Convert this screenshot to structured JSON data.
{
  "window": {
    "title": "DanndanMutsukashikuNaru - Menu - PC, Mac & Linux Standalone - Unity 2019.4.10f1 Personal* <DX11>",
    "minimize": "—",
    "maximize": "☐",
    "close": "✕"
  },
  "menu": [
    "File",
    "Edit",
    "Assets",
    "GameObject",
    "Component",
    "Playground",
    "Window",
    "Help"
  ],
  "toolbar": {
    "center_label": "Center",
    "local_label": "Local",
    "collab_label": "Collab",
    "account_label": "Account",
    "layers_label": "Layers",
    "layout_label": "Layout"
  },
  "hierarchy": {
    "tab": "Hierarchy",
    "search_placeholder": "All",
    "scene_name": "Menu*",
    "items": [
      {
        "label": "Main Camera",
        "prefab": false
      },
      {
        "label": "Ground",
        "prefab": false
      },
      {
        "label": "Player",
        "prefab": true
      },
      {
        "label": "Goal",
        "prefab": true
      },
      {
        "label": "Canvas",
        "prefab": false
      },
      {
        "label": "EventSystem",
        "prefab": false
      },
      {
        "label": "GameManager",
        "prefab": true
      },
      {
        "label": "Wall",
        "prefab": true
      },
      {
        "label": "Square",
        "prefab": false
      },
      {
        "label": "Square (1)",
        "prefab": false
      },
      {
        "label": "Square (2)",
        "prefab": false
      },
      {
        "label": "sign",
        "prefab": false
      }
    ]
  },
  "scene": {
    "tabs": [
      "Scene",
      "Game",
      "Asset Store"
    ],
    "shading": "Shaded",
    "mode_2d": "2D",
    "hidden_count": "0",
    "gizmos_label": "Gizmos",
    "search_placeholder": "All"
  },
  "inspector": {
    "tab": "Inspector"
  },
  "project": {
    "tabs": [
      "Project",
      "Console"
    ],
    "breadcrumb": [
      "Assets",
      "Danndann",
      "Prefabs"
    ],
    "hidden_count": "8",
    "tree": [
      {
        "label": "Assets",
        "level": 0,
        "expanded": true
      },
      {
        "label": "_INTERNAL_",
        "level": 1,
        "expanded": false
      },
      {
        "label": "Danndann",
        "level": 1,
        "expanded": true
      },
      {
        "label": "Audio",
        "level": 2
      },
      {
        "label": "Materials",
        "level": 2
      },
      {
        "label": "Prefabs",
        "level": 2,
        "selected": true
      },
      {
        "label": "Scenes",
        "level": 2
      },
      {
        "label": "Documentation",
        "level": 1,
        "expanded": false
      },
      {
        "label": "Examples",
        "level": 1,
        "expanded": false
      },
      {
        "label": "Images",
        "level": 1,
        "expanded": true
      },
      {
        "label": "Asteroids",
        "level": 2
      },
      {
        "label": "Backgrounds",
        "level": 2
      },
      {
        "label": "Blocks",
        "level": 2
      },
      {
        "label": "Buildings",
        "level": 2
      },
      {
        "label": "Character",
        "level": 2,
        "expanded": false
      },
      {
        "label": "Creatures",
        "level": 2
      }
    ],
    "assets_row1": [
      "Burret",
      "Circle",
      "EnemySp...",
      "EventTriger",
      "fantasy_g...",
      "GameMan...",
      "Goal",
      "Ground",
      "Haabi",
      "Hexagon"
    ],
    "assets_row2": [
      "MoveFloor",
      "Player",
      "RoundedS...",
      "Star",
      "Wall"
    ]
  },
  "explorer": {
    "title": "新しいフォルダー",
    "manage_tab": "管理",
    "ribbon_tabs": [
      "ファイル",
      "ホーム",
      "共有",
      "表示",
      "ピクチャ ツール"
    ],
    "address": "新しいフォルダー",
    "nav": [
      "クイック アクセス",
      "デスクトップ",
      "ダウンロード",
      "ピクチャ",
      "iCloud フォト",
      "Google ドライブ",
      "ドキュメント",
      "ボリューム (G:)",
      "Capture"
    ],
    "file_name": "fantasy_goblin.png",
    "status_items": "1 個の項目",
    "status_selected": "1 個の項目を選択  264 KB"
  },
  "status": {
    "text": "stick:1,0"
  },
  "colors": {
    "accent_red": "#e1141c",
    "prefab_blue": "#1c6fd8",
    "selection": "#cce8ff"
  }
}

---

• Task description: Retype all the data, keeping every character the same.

• Finished exercise:
Convert this screenshot to structured JSON data.
{
  "window": {
    "title": "DanndanMutsukashikuNaru - Menu - PC, Mac & Linux Standalone - Unity 2019.4.10f1 Personal* <DX11>",
    "minimize": "—",
    "maximize": "☐",
    "close": "✕"
  },
  "menu": [
    "File",
    "Edit",
    "Assets",
    "GameObject",
    "Component",
    "Playground",
    "Window",
    "Help"
  ],
  "toolbar": {
    "center_label": "Center",
    "local_label": "Local",
    "collab_label": "Collab",
    "account_label": "Account",
    "layers_label": "Layers",
    "layout_label": "Layout"
  },
  "hierarchy": {
    "tab": "Hierarchy",
    "search_placeholder": "All",
    "scene_name": "Menu*",
    "items": [
      {
        "label": "Main Camera",
        "prefab": false
      },
      {
        "label": "Ground",
        "prefab": false
      },
      {
        "label": "Player",
        "prefab": true
      },
      {
        "label": "Goal",
        "prefab": true
      },
      {
        "label": "Canvas",
        "prefab": false
      },
      {
        "label": "EventSystem",
        "prefab": false
      },
      {
        "label": "GameManager",
        "prefab": true
      },
      {
        "label": "Wall",
        "prefab": true
      },
      {
        "label": "Square",
        "prefab": false
      },
      {
        "label": "Square (1)",
        "prefab": false
      },
      {
        "label": "Square (2)",
        "prefab": false
      },
      {
        "label": "sign",
        "prefab": false
      }
    ]
  },
  "scene": {
    "tabs": [
      "Scene",
      "Game",
      "Asset Store"
    ],
    "shading": "Shaded",
    "mode_2d": "2D",
    "hidden_count": "0",
    "gizmos_label": "Gizmos",
    "search_placeholder": "All"
  },
  "inspector": {
    "tab": "Inspector"
  },
  "project": {
    "tabs": [
      "Project",
      "Console"
    ],
    "breadcrumb": [
      "Assets",
      "Danndann",
      "Prefabs"
    ],
    "hidden_count": "8",
    "tree": [
      {
        "label": "Assets",
        "level": 0,
        "expanded": true
      },
      {
        "label": "_INTERNAL_",
        "level": 1,
        "expanded": false
      },
      {
        "label": "Danndann",
        "level": 1,
        "expanded": true
      },
      {
        "label": "Audio",
        "level": 2
      },
      {
        "label": "Materials",
        "level": 2
      },
      {
        "label": "Prefabs",
        "level": 2,
        "selected": true
      },
      {
        "label": "Scenes",
        "level": 2
      },
      {
        "label": "Documentation",
        "level": 1,
        "expanded": false
      },
      {
        "label": "Examples",
        "level": 1,
        "expanded": false
      },
      {
        "label": "Images",
        "level": 1,
        "expanded": true
      },
      {
        "label": "Asteroids",
        "level": 2
      },
      {
        "label": "Backgrounds",
        "level": 2
      },
      {
        "label": "Blocks",
        "level": 2
      },
      {
        "label": "Buildings",
        "level": 2
      },
      {
        "label": "Character",
        "level": 2,
        "expanded": false
      },
      {
        "label": "Creatures",
        "level": 2
      }
    ],
    "assets_row1": [
      "Burret",
      "Circle",
      "EnemySp...",
      "EventTriger",
      "fantasy_g...",
      "GameMan...",
      "Goal",
      "Ground",
      "Haabi",
      "Hexagon"
    ],
    "assets_row2": [
      "MoveFloor",
      "Player",
      "RoundedS...",
      "Star",
      "Wall"
    ]
  },
  "explorer": {
    "title": "新しいフォルダー",
    "manage_tab": "管理",
    "ribbon_tabs": [
      "ファイル",
      "ホーム",
      "共有",
      "表示",
      "ピクチャ ツール"
    ],
    "address": "新しいフォルダー",
    "nav": [
      "クイック アクセス",
      "デスクトップ",
      "ダウンロード",
      "ピクチャ",
      "iCloud フォト",
      "Google ドライブ",
      "ドキュメント",
      "ボリューム (G:)",
      "Capture"
    ],
    "file_name": "fantasy_goblin.png",
    "status_items": "1 個の項目",
    "status_selected": "1 個の項目を選択  264 KB"
  },
  "status": {
    "text": "stick:1,0"
  },
  "colors": {
    "accent_red": "#e1141c",
    "prefab_blue": "#1c6fd8",
    "selection": "#cce8ff"
  }
}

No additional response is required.